From Port Royal to New Kingston
An adaptation of an article by Yara-Nee Dennis titled The History of New Kingston
During the 17 century Port Royal was Jamaica’s centre of trade and largest residential area. In 1692 tragedy struck when a massive earthquake destroyed most of Port Royal. Its residents had little desire to rebuild on the narrow spit. They chose instead to rebuild the city on lands across the harbour, known as the Liguanea Plain.
At that time Liguanea Plain had only 8 or 9 houses on 530 acres of land.
Kingston was established by the harbour of Liguanea Plains and grew with a steady flow of migrants. In January 1907 there was another tragic earthquake, swiftly followed by catastrophic fires that halted the city’s expansion. Much of downtown Kingston was destroyed. Approximately 1500 people died and over a million dollars’ worth of property damage incurred.
For many years downtown Kingston did not fully recover from this tragedy, as merchants looked elsewhere to establish a new 20th century commercial zone. These merchants who previously lived above their business places in central Kingston, relocated to the upper circle of the Liguanea plains, popularly called “uptown”.
A part of uptown was Knutsford Park Racetrack.
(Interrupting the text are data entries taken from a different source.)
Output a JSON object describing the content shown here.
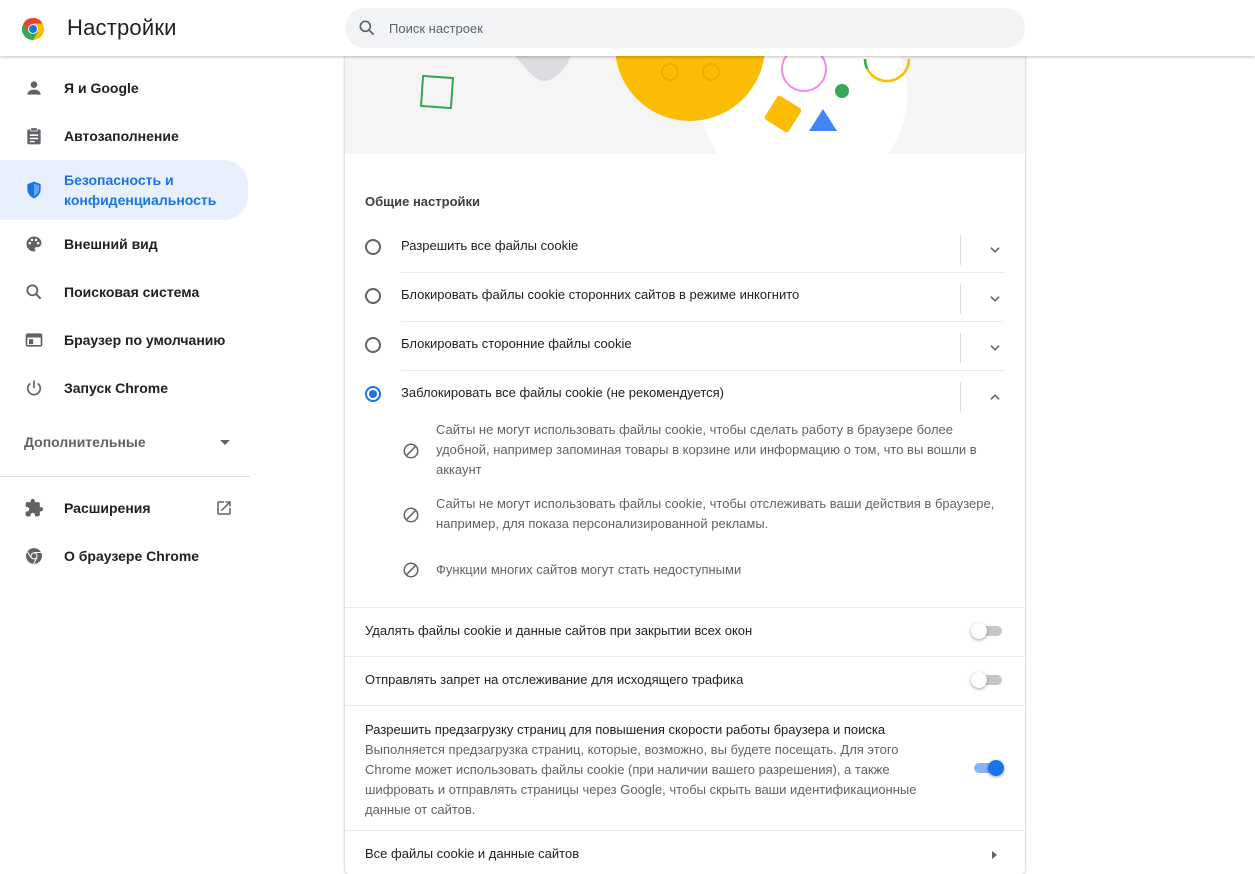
{
  "header": {
    "title": "Настройки",
    "search_placeholder": "Поиск настроек"
  },
  "sidebar": {
    "items": [
      {
        "label": "Я и Google",
        "icon": "person-icon"
      },
      {
        "label": "Автозаполнение",
        "icon": "clipboard-icon"
      },
      {
        "label": "Безопасность и конфиденциальность",
        "icon": "shield-icon",
        "active": true
      },
      {
        "label": "Внешний вид",
        "icon": "palette-icon"
      },
      {
        "label": "Поисковая система",
        "icon": "search-icon"
      },
      {
        "label": "Браузер по умолчанию",
        "icon": "browser-window-icon"
      },
      {
        "label": "Запуск Chrome",
        "icon": "power-icon"
      }
    ],
    "advanced_label": "Дополнительные",
    "extensions_label": "Расширения",
    "about_label": "О браузере Chrome"
  },
  "cookies": {
    "section_title": "Общие настройки",
    "options": [
      {
        "label": "Разрешить все файлы cookie",
        "checked": false,
        "expanded": false
      },
      {
        "label": "Блокировать файлы cookie сторонних сайтов в режиме инкогнито",
        "checked": false,
        "expanded": false
      },
      {
        "label": "Блокировать сторонние файлы cookie",
        "checked": false,
        "expanded": false
      },
      {
        "label": "Заблокировать все файлы cookie (не рекомендуется)",
        "checked": true,
        "expanded": true
      }
    ],
    "block_details": [
      "Сайты не могут использовать файлы cookie, чтобы сделать работу в браузере более удобной, например запоминая товары в корзине или информацию о том, что вы вошли в аккаунт",
      "Сайты не могут использовать файлы cookie, чтобы отслеживать ваши действия в браузере, например, для показа персонализированной рекламы.",
      "Функции многих сайтов могут стать недоступными"
    ],
    "toggles": [
      {
        "label": "Удалять файлы cookie и данные сайтов при закрытии всех окон",
        "on": false
      },
      {
        "label": "Отправлять запрет на отслеживание для исходящего трафика",
        "on": false
      }
    ],
    "preload": {
      "title": "Разрешить предзагрузку страниц для повышения скорости работы браузера и поиска",
      "description": "Выполняется предзагрузка страниц, которые, возможно, вы будете посещать. Для этого Chrome может использовать файлы cookie (при наличии вашего разрешения), а также шифровать и отправлять страницы через Google, чтобы скрыть ваши идентификационные данные от сайтов.",
      "on": true
    },
    "all_cookies_label": "Все файлы cookie и данные сайтов"
  },
  "colors": {
    "accent": "#1a73e8",
    "active_nav_bg": "#e8f0fe",
    "chrome_red": "#ea4335",
    "chrome_yellow": "#fbbc04",
    "chrome_green": "#34a853"
  }
}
It was 85 acres of land between Knutsford Boulevard and Oxford Road. There horse racing and polo matches were held. When the racetrack closed in the mid-sixties, the land became a large, dusty vacant lot on which learner drivers practiced.
The Knutsford Park Racetrack was later purchased by a conglomerate of businessmen who envisioned this as the “city, built within a city”, hence the name New Kingston.
Here are a few images of New Kingston.